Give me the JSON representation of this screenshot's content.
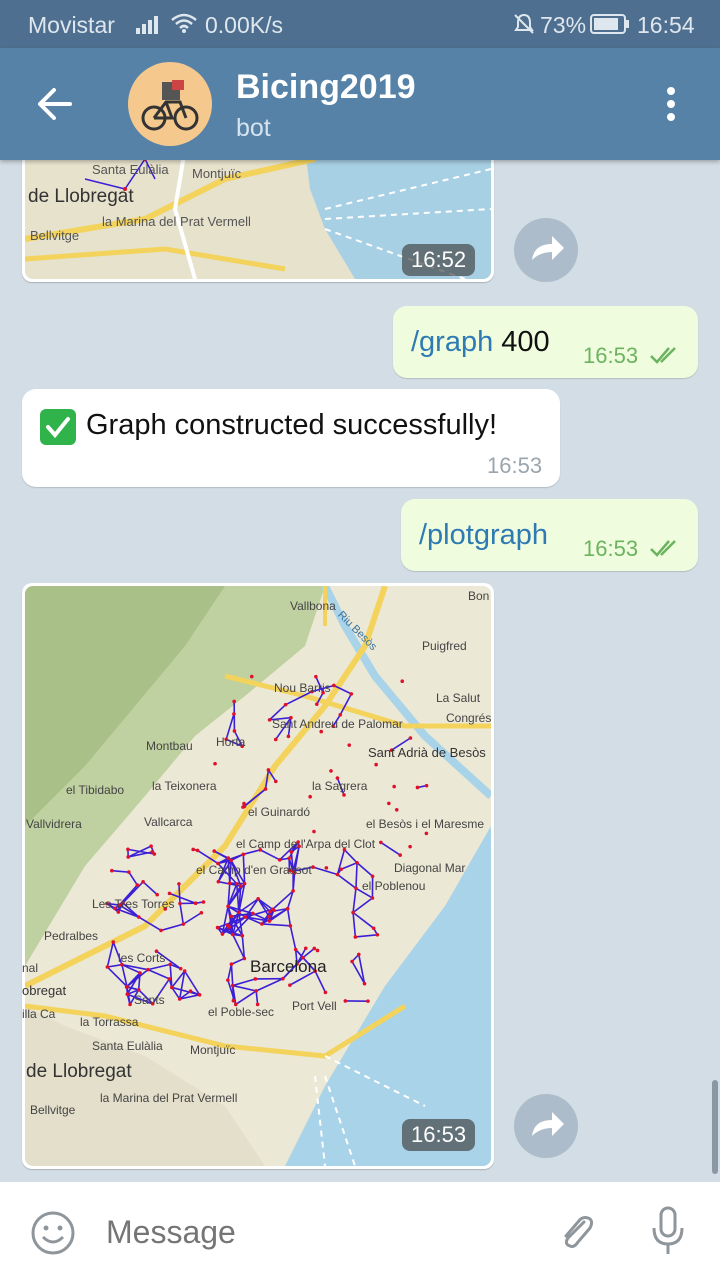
{
  "status": {
    "carrier": "Movistar",
    "speed": "0.00K/s",
    "battery": "73%",
    "time": "16:54"
  },
  "header": {
    "title": "Bicing2019",
    "subtitle": "bot"
  },
  "messages": [
    {
      "kind": "photo",
      "from": "bot",
      "time": "16:52"
    },
    {
      "kind": "text",
      "from": "me",
      "command": "/graph",
      "arg": " 400",
      "time": "16:53"
    },
    {
      "kind": "text",
      "from": "bot",
      "emoji": "✅",
      "text": "Graph constructed successfully!",
      "time": "16:53"
    },
    {
      "kind": "text",
      "from": "me",
      "command": "/plotgraph",
      "time": "16:53"
    },
    {
      "kind": "photo",
      "from": "bot",
      "time": "16:53"
    }
  ],
  "map_labels": {
    "top_photo": [
      "Santa Eulàlia",
      "Montjuïc",
      "de Llobregat",
      "la Marina del Prat Vermell",
      "Bellvitge"
    ],
    "bottom_photo": [
      "Vallbona",
      "Riu Besòs",
      "Puigfred",
      "Bon",
      "Nou Barris",
      "La Salut",
      "Sant Andreu de Palomar",
      "Congrés",
      "Montbau",
      "Horta",
      "Sant Adrià de Besòs",
      "el Tibidabo",
      "la Teixonera",
      "la Sagrera",
      "Vallvidrera",
      "Vallcarca",
      "el Guinardó",
      "el Besòs i el Maresme",
      "el Camp de l'Arpa del Clot",
      "el Camp d'en Grassot",
      "Diagonal Mar",
      "el Poblenou",
      "Les Tres Torres",
      "Pedralbes",
      "les Corts",
      "Barcelona",
      "obregat",
      "Sants",
      "el Poble-sec",
      "Port Vell",
      "la Torrassa",
      "Santa Eulàlia",
      "Montjuïc",
      "de Llobregat",
      "la Marina del Prat Vermell",
      "Bellvitge",
      "nal",
      "illa Ca"
    ]
  },
  "input": {
    "placeholder": "Message"
  },
  "colors": {
    "header": "#5682a8",
    "statusbar": "#4e6f8f",
    "outgoing": "#effdde",
    "incoming": "#ffffff",
    "accent": "#2f7ab3",
    "graph_edges": "#3b1fd6",
    "graph_nodes": "#e0102a"
  }
}
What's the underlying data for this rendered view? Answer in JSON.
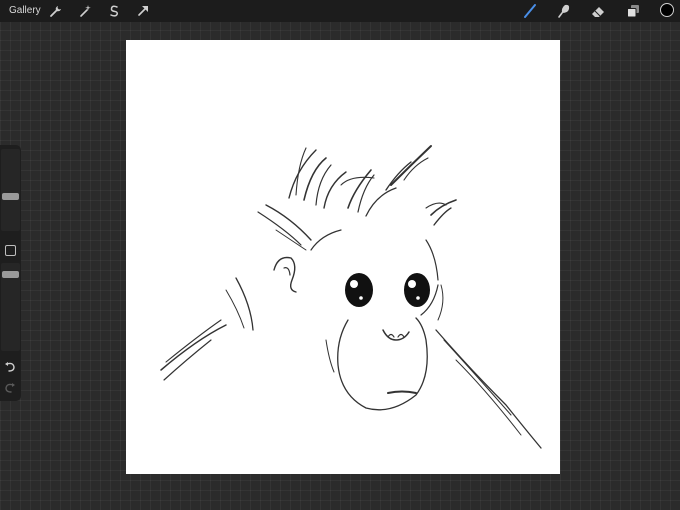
{
  "toolbar": {
    "gallery_label": "Gallery",
    "left_tools": [
      "wrench-icon",
      "magic-wand-icon",
      "selection-icon",
      "transform-arrow-icon"
    ],
    "right_tools": [
      "brush-icon",
      "smudge-icon",
      "eraser-icon",
      "layers-icon"
    ],
    "active_tool": "brush-icon",
    "active_color": "#4a8fe8",
    "current_color": "#000000"
  },
  "sidebar": {
    "brush_size": 0.6,
    "opacity": 0.75,
    "icons": [
      "modify-square-icon",
      "undo-icon",
      "redo-icon"
    ]
  },
  "canvas": {
    "background": "#ffffff",
    "subject": "monkey-sketch"
  }
}
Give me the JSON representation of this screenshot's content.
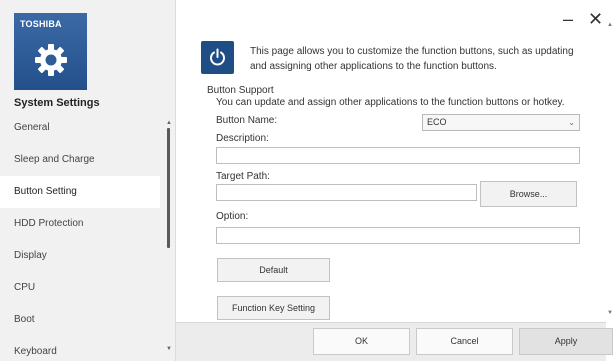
{
  "brand": {
    "logo_text": "TOSHIBA",
    "tile_color": "#2c5d98",
    "icon": "gear-icon"
  },
  "app": {
    "title": "System Settings"
  },
  "window": {
    "minimize_symbol": "–",
    "close_symbol": "✕"
  },
  "sidebar": {
    "items": [
      {
        "label": "General",
        "selected": false
      },
      {
        "label": "Sleep and Charge",
        "selected": false
      },
      {
        "label": "Button Setting",
        "selected": true
      },
      {
        "label": "HDD Protection",
        "selected": false
      },
      {
        "label": "Display",
        "selected": false
      },
      {
        "label": "CPU",
        "selected": false
      },
      {
        "label": "Boot",
        "selected": false
      },
      {
        "label": "Keyboard",
        "selected": false
      }
    ]
  },
  "intro": {
    "icon": "power-icon",
    "text": "This page allows you to customize the function buttons, such as updating and assigning other applications to the function buttons."
  },
  "button_support": {
    "title": "Button Support",
    "description": "You can update and assign other applications to the function buttons or hotkey.",
    "button_name_label": "Button Name:",
    "button_name_value": "ECO",
    "description_label": "Description:",
    "description_value": "",
    "target_path_label": "Target Path:",
    "target_path_value": "",
    "browse_label": "Browse...",
    "option_label": "Option:",
    "option_value": "",
    "default_label": "Default",
    "function_key_label": "Function Key Setting"
  },
  "footer": {
    "ok_label": "OK",
    "cancel_label": "Cancel",
    "apply_label": "Apply"
  }
}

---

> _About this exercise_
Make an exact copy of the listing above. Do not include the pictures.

> _Response below_
Give me the JSON representation of this screenshot's content.
{
  "status": {
    "carrier": "Movistar",
    "speed": "0.00K/s",
    "battery": "73%",
    "time": "16:54"
  },
  "header": {
    "title": "Bicing2019",
    "subtitle": "bot"
  },
  "messages": [
    {
      "kind": "photo",
      "from": "bot",
      "time": "16:52"
    },
    {
      "kind": "text",
      "from": "me",
      "command": "/graph",
      "arg": " 400",
      "time": "16:53"
    },
    {
      "kind": "text",
      "from": "bot",
      "emoji": "✅",
      "text": "Graph constructed successfully!",
      "time": "16:53"
    },
    {
      "kind": "text",
      "from": "me",
      "command": "/plotgraph",
      "time": "16:53"
    },
    {
      "kind": "photo",
      "from": "bot",
      "time": "16:53"
    }
  ],
  "map_labels": {
    "top_photo": [
      "Santa Eulàlia",
      "Montjuïc",
      "de Llobregat",
      "la Marina del Prat Vermell",
      "Bellvitge"
    ],
    "bottom_photo": [
      "Vallbona",
      "Riu Besòs",
      "Puigfred",
      "Bon",
      "Nou Barris",
      "La Salut",
      "Sant Andreu de Palomar",
      "Congrés",
      "Montbau",
      "Horta",
      "Sant Adrià de Besòs",
      "el Tibidabo",
      "la Teixonera",
      "la Sagrera",
      "Vallvidrera",
      "Vallcarca",
      "el Guinardó",
      "el Besòs i el Maresme",
      "el Camp de l'Arpa del Clot",
      "el Camp d'en Grassot",
      "Diagonal Mar",
      "el Poblenou",
      "Les Tres Torres",
      "Pedralbes",
      "les Corts",
      "Barcelona",
      "obregat",
      "Sants",
      "el Poble-sec",
      "Port Vell",
      "la Torrassa",
      "Santa Eulàlia",
      "Montjuïc",
      "de Llobregat",
      "la Marina del Prat Vermell",
      "Bellvitge",
      "nal",
      "illa Ca"
    ]
  },
  "input": {
    "placeholder": "Message"
  },
  "colors": {
    "header": "#5682a8",
    "statusbar": "#4e6f8f",
    "outgoing": "#effdde",
    "incoming": "#ffffff",
    "accent": "#2f7ab3",
    "graph_edges": "#3b1fd6",
    "graph_nodes": "#e0102a"
  }
}
What's the underlying data for this rendered view? Answer in JSON.
{
  "toolbar": {
    "gallery_label": "Gallery",
    "left_tools": [
      "wrench-icon",
      "magic-wand-icon",
      "selection-icon",
      "transform-arrow-icon"
    ],
    "right_tools": [
      "brush-icon",
      "smudge-icon",
      "eraser-icon",
      "layers-icon"
    ],
    "active_tool": "brush-icon",
    "active_color": "#4a8fe8",
    "current_color": "#000000"
  },
  "sidebar": {
    "brush_size": 0.6,
    "opacity": 0.75,
    "icons": [
      "modify-square-icon",
      "undo-icon",
      "redo-icon"
    ]
  },
  "canvas": {
    "background": "#ffffff",
    "subject": "monkey-sketch"
  }
}
Give me the JSON representation of this screenshot's content.
{
  "brand": {
    "logo_text": "TOSHIBA",
    "tile_color": "#2c5d98",
    "icon": "gear-icon"
  },
  "app": {
    "title": "System Settings"
  },
  "window": {
    "minimize_symbol": "–",
    "close_symbol": "✕"
  },
  "sidebar": {
    "items": [
      {
        "label": "General",
        "selected": false
      },
      {
        "label": "Sleep and Charge",
        "selected": false
      },
      {
        "label": "Button Setting",
        "selected": true
      },
      {
        "label": "HDD Protection",
        "selected": false
      },
      {
        "label": "Display",
        "selected": false
      },
      {
        "label": "CPU",
        "selected": false
      },
      {
        "label": "Boot",
        "selected": false
      },
      {
        "label": "Keyboard",
        "selected": false
      }
    ]
  },
  "intro": {
    "icon": "power-icon",
    "text": "This page allows you to customize the function buttons, such as updating and assigning other applications to the function buttons."
  },
  "button_support": {
    "title": "Button Support",
    "description": "You can update and assign other applications to the function buttons or hotkey.",
    "button_name_label": "Button Name:",
    "button_name_value": "ECO",
    "description_label": "Description:",
    "description_value": "",
    "target_path_label": "Target Path:",
    "target_path_value": "",
    "browse_label": "Browse...",
    "option_label": "Option:",
    "option_value": "",
    "default_label": "Default",
    "function_key_label": "Function Key Setting"
  },
  "footer": {
    "ok_label": "OK",
    "cancel_label": "Cancel",
    "apply_label": "Apply"
  }
}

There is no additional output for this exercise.